DATA FOR THIS EXERCISE:
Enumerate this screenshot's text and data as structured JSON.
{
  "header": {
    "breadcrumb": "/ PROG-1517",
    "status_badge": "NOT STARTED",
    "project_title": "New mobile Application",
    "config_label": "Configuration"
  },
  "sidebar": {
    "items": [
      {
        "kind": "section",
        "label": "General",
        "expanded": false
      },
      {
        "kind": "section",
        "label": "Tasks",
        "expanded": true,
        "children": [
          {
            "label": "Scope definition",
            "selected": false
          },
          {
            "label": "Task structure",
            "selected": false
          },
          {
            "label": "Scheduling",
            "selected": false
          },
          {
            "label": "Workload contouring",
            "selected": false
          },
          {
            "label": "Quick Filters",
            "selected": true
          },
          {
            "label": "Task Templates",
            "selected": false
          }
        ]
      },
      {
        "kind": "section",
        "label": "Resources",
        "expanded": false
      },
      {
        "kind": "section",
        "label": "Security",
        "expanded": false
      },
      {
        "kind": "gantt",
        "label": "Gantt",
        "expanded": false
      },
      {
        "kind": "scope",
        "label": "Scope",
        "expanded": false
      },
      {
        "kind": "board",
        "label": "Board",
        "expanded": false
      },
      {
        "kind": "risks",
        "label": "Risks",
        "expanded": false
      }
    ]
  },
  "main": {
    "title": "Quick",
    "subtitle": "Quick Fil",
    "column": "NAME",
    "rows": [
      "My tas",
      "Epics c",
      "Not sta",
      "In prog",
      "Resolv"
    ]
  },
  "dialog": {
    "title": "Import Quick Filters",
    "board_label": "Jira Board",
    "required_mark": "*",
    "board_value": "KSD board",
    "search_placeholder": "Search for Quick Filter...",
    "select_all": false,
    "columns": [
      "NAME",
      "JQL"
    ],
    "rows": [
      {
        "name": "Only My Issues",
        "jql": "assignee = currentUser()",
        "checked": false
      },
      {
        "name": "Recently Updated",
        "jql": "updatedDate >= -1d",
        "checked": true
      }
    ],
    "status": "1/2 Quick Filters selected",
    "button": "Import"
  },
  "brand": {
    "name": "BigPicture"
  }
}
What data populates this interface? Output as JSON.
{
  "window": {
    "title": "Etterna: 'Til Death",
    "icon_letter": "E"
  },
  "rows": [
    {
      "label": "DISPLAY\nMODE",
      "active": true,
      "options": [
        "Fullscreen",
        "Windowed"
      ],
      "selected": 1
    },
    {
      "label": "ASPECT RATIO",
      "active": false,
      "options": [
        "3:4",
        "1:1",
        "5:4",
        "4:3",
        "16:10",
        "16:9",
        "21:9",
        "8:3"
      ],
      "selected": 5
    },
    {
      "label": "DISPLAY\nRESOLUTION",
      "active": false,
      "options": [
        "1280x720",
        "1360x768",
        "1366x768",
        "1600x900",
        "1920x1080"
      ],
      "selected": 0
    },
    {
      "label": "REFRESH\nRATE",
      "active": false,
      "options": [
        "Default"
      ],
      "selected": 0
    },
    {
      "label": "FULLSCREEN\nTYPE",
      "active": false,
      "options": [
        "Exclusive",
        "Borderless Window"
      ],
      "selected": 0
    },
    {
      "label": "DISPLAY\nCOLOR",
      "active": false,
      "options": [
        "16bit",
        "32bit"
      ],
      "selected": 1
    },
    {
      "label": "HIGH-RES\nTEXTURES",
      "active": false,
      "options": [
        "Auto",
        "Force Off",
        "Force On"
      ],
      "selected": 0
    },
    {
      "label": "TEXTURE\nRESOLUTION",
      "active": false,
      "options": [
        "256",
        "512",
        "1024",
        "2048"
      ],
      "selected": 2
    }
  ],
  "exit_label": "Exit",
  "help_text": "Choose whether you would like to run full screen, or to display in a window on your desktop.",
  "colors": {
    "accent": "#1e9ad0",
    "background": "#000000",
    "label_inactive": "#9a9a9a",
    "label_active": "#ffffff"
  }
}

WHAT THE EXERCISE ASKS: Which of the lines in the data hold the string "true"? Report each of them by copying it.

SOLUTION:
        "expanded": true,
            "selected": true
        "checked": true
      "active": true,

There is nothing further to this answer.